Luxembourg cardinal Jean-Claude Hollerich has urged the local Church “to become a laboratory of the future” that answers society’s questions “with the eternally young message of the Gospel”.
Driving the news
Hollerich, who was made cardinal by Pope Francis just last October 5, wrote an Advent letter to parishioners on the occasion next year of the 150th anniversary of the creation of the Diocese of Luxembourg.
In that message, the archbishop looked forward to the celebrations in 2020 under the theme “Church Together”.
It is a jubilee, Hollerich said, that has been made possible only by “the witness of individual faith as well as by the life of communities and institutions”.
In these 150 years of the Church in Luxembourg, Hollerich recalled, “many impulses have been launched by ecclesial or Church organizations, by pastoral zeal or simply our way of being Christian”.
“It goes without saying that this evolution has known ups and downs, heroic feats and failures, harmonious periods and times of confrontation between Church and society”, the cardinal admitted.
But Hollerich warned that the “significant impact on the spiritual, intellectual and cultural life of the country” that the Luxembourg Church has enjoyed up until now “we will no longer see in the future”.
“Throughout the past, we have formed a community of destiny with people from the same sociological group in the same country. The sociological milieu was favorable to this Church. Today it is no longer the same”, the cardinal cautioned.
“And moreover, in the first 100 years of existence of our diocese, the number of residents was equivalent to the number of faithful; this is no longer true today”.
Why it matters
In the world today, “Christians have become a minority”, Hollerich continued in his letter.
“In addition, we live in a world that is changing rapidly and radically, even dramatically, thanks to pluralism, individualism and the digitalization of society”.
But, the cardinal said, those realities “should not destabilize us and prevent us from confessing our faith with a happy heart”.
“Often so-called minorities have brought new energy to society”, he reflected.
Inviting his “little flock” to be the “salt of the earth” and the “light of the world”, Hollerich urged the faithful to “enter our diocesan jubilee year with confidence and gratitude”.
Expressing his thanks to the organisers of the anniversary celebrations, the cardinal also extended a special invitation to get involved in helping society’s marginalised people.
That was particularly through two projects close to the cardinal’s heart: the welcome to Luxembourg of two refugee families from the island of Lesbos and the construction of a new foyer for the disabled at the Tricente-Heisdorf.
Reflecting once again on the 150th jubilee theme, “Church Together”, Hollerich said Catholics “must widen our gaze towards a Church which does not exist for itself, but which is called to sow the seeds of faith in the fields of the future, sharing the joys, the hopes, the sorrows and the fears of the men and women of our time”.

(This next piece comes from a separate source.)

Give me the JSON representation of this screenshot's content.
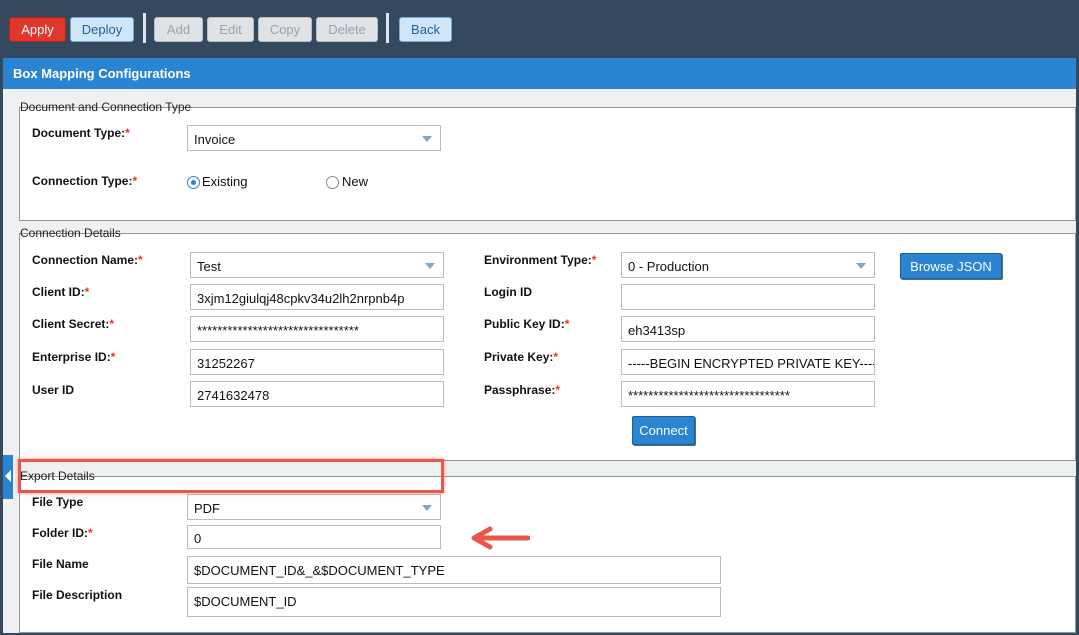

“Shouldn’t the church community become a laboratory of the future starting from the questions of men and women, confronting them with the eternally young message of the Gospel?”, the cardinal asked.
“This authoritative message can provide important pointers for today and tomorrow”.
“Indeed, we must always ask ourselves the following questions: ‘What is the centre of our faith and of our way of doing Church together? What do we keep and what do we mourn?'”, the cardinal continued.
Hollerich concluded his letter echoing the invitation of Pope Francis “to let ourselves be guided by the Holy Spirit, to develop a ‘Sensus fidei’ and to initiate new paths” in the Church.